The Forest Diary, Al Fresco Dining in the New Forest
by Forestry Commission Recreation Ranger, Amy Howells
At the time of writing, we’ve had blue skies and glorious sunshine for the past few weeks. It’s the time of year when we decide to light up the barbeque and set off in to the great outdoors for some al fresco dining.
The New Forest has many picnic and barbecue sites that you can use; we just ask that you bear in mind some important guidance when you’re visiting this special landscape. The recent dry weather and lack of heavy rain means the dry ground is more likely to ignite. Hampshire Fire Service has been called out to a number of fires in the last few weeks because of carelessly discarded disposable barbecues, which have got out of control.
The Met Office provides a Fire Severity Index (FSI), which is an estimation of how severe a fire could become if one were to start. The FSI shows the current day's fire severity and a forecast of how likely it is that a fire might happen during the next few days. The New Forest is currently at a ‘very high’ risk of fire and if it increases to an ‘extreme’ risk we will have to stop barbecues from being used across the New Forest.
The forest is particularly vulnerable to the risk of wildfires; the majority are commonly started by arson, discarded cigarettes, barbeques and campfires. Summer fires can cause serious harm to wildlife and destroy rare plants. As you know, we live in a precious place and we all need to think about the impact our visit to the forest has, and take steps to keep this beautiful place safe.
The recent glorious weather has meant that people have been able to enjoy the beautiful surroundings of the forest.

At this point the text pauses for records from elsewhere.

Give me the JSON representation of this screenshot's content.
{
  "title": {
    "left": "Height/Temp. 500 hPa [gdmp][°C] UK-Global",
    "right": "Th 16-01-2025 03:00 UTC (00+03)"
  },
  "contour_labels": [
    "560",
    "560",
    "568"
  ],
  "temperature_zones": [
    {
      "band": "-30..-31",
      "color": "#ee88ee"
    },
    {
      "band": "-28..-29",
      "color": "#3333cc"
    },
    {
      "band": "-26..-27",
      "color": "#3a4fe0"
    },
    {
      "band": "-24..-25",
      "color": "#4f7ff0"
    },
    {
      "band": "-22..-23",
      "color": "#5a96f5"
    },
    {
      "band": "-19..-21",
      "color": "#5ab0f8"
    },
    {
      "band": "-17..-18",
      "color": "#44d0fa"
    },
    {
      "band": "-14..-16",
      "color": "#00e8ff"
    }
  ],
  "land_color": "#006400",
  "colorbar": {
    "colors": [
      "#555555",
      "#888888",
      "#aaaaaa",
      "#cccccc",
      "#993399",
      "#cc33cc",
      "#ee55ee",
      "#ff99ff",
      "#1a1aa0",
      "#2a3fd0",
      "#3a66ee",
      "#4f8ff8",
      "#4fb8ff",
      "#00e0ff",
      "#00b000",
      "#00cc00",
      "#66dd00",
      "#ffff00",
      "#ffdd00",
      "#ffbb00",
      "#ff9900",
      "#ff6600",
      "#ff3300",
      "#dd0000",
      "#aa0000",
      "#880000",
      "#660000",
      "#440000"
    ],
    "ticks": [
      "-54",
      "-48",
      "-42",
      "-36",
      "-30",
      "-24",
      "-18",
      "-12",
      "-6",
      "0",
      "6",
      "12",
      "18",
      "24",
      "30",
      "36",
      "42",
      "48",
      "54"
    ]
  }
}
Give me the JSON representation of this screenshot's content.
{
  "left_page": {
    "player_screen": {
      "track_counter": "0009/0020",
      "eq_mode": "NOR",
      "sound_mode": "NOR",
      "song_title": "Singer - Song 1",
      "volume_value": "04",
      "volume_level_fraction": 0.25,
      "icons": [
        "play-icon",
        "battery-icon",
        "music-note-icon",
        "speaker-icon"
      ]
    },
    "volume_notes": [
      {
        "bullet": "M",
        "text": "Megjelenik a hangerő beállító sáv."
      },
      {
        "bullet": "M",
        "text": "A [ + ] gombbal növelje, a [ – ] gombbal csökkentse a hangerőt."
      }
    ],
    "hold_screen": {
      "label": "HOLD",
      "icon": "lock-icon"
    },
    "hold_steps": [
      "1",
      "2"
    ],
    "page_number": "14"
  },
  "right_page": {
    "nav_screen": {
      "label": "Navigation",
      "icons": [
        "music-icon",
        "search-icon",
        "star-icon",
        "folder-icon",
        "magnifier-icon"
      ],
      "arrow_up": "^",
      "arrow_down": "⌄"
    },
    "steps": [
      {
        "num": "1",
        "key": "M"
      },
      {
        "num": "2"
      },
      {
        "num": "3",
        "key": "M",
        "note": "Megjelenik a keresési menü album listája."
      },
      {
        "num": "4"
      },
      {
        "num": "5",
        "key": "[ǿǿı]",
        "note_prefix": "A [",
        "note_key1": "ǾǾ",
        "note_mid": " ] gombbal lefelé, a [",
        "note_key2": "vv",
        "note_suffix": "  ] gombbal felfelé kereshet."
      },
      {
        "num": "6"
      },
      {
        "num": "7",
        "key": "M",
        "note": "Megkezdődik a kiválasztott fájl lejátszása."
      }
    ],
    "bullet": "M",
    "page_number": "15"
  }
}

Unfortunately, many have being using disposable barbecues on our forest lawns, which damages the grass and leaves behind unsightly scorch marks. The grass will take many weeks to recover and causes a loss of grazing for ponies.

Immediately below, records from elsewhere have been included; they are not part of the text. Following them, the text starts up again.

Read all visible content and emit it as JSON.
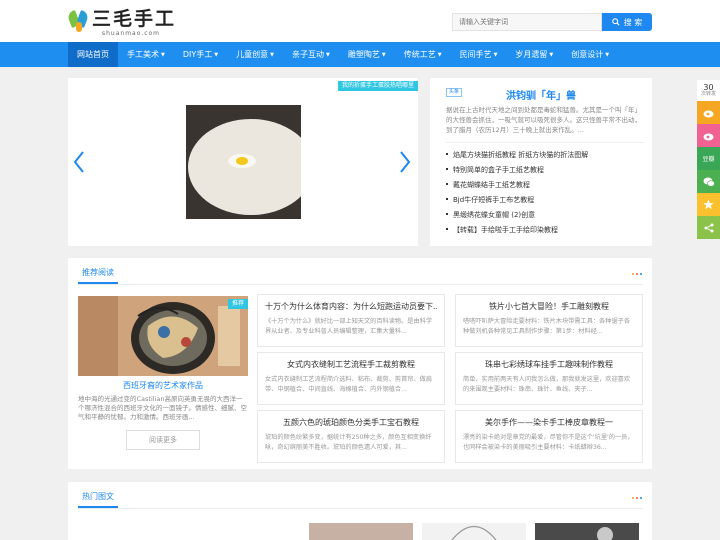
{
  "brand": {
    "name": "三毛手工",
    "domain_text": "shuanmao.com"
  },
  "search": {
    "placeholder": "请输入关键字词",
    "button": "搜 索"
  },
  "nav": [
    {
      "label": "网站首页",
      "dropdown": false,
      "active": true
    },
    {
      "label": "手工美术",
      "dropdown": true
    },
    {
      "label": "DIY手工",
      "dropdown": true
    },
    {
      "label": "儿童创意",
      "dropdown": true
    },
    {
      "label": "亲子互动",
      "dropdown": true
    },
    {
      "label": "雕塑陶艺",
      "dropdown": true
    },
    {
      "label": "传统工艺",
      "dropdown": true
    },
    {
      "label": "民间手艺",
      "dropdown": true
    },
    {
      "label": "岁月遗留",
      "dropdown": true
    },
    {
      "label": "创意设计",
      "dropdown": true
    }
  ],
  "slider": {
    "badge": "我的折蛋手工蛋胶热唱哪里"
  },
  "headline": {
    "tag": "头条",
    "title": "洪钧驯「年」兽",
    "desc": "据说在上古时代天地之间到处都是毒蛇和猛兽。尤其是一个叫「年」的大怪兽会抓住，一吸气就可以吸死很多人。这只怪兽平常不出动，到了腊月（农历12月）三十晚上就出来作乱。..."
  },
  "headline_list": [
    "焰尾方块猫折纸教程 折纸方块猫的折法图解",
    "特别简单的盒子手工纸艺教程",
    "戴花蝴蝶结手工纸艺教程",
    "Bjd牛仔短裤手工布艺教程",
    "黑缎绣花蝶女童帽 (2)创意",
    "【转载】手绘啦手工手绘印染教程"
  ],
  "recommend": {
    "title": "推荐阅读",
    "featured": {
      "badge": "推荐",
      "title": "西班牙裔的艺术家作品",
      "desc": "地中海的光通过变的Castilian高原向英勇无畏的大西洋一个哪济性混合的西班牙文化的一面镜子。情感性、细腻、空气和平静的忧郁。力和激情。西班牙画...",
      "more": "阅读更多"
    },
    "cards": [
      {
        "title": "十万个为什么体育内容：为什么短跑运动员要下...",
        "desc": "《十万个为什么》就好比一部上知天文的百科读物。是由科学界从业者、及专业科普人员编辑整理，汇集大量科..."
      },
      {
        "title": "铁片小七首大冒险！手工雕刻教程",
        "desc": "嗒嗒吓叭萨大冒险走要材料：铁片木块带需工具：各种锯子各种做刘机各种常见工具制作步骤：第1步：材料经..."
      },
      {
        "title": "女式内衣缝制工艺流程手工裁剪教程",
        "desc": "女式内衣缝制工艺流程简介选料、粘布、裁剪、剪首帘、做肩带、中钢植合、中间直线、海棉植合、内外钢植合..."
      },
      {
        "title": "珠串七彩绣球车挂手工趣味制作教程",
        "desc": "简单、实用前两天有人问我怎么做，那我就发这里，欢迎喜欢的来围观主要材料：珠串、珠针、鱼线、夹子..."
      },
      {
        "title": "五颜六色的琥珀颜色分类手工宝石教程",
        "desc": "琥珀的颜色纷繁多变，据统计有250种之多，颜色互相变换纤咏，奇幻缤丽美不胜收。琥珀的颜色遗人可爱，其..."
      },
      {
        "title": "美尔手作——染卡手工棒皮章教程一",
        "desc": "漂亮的染卡绝对是章党的最爱，尽管你不是这个'坑里'的一员，也同样会被染卡的美丽吸引主要材料：卡纸蜡辫36..."
      }
    ]
  },
  "hot": {
    "title": "热门图文"
  },
  "dots_colors": [
    "#f0a21c",
    "#ef5350",
    "#1e87f0"
  ],
  "float_share": {
    "count": "30",
    "count_label": "次转发",
    "douban": "豆瓣"
  },
  "colors": {
    "primary": "#1e87f0",
    "nav": "#1e8ff0",
    "badge": "#2ec6e0"
  }
}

If you’re planning a barbecue in the forest please take a look at the following guidance and enjoy your sausages and burgers safely:
Disposable barbecues are only allowed to be used at sites where we provide stands and water – these are located at Blackwater and Bolderwood. There are picnic tables with metal plates in the centre at Wilverley Inclosure, making this an ideal location for barbecues.
Raised non-disposable barbecues are allowed on the hard-standing areas of our car parks.
Always have enough water available to put out your barbecue
Ensure your barbecue is out cold after use and take it home with you, this includes barbecue coals and ash
Do not dispose of hot barbecue coals in the wooden bins in car parks
Barbecue hearths are available for hire at Anderwood and Wilverley. If you are planning a barbecue for over 20 people you will need to book one of these sites in advance. To check availability of these sites please call us on: 0300 067 4640 or e-mail us at firstname.lastname@example.org
Our woodlands are not just a place for recreation and relaxation, or important habitats for wildlife; they’re also an important resource and part of our local economy. At the Forestry Commission, all of the timber that we harvest carries FSC (Forest Stewardship Council) certification – in other words our woodlands and the way we manage them meet strict environmental standards. Importantly, the timber is also Grown in Britain – an initiative which brings together everyone who values our forests, woods and trees, and the products we can make from the wood they produce. Have you considered where your charcoal comes from? Did you know that of the 50,000 tonnes of charcoal consumed annually in the UK, 90% of it comes from abroad. Sustainable charcoal is relatively easy to come by - many supermarkets, garden centres and local stores sell locally grown, Forest Stewardship Council (FSC) certified charcoal, either loose in bags or as disposable barbecues.
So when you’re planning to next light up a barbecue stop for a moment and consider the different ways that you can help to keep the forest safe from summer fires.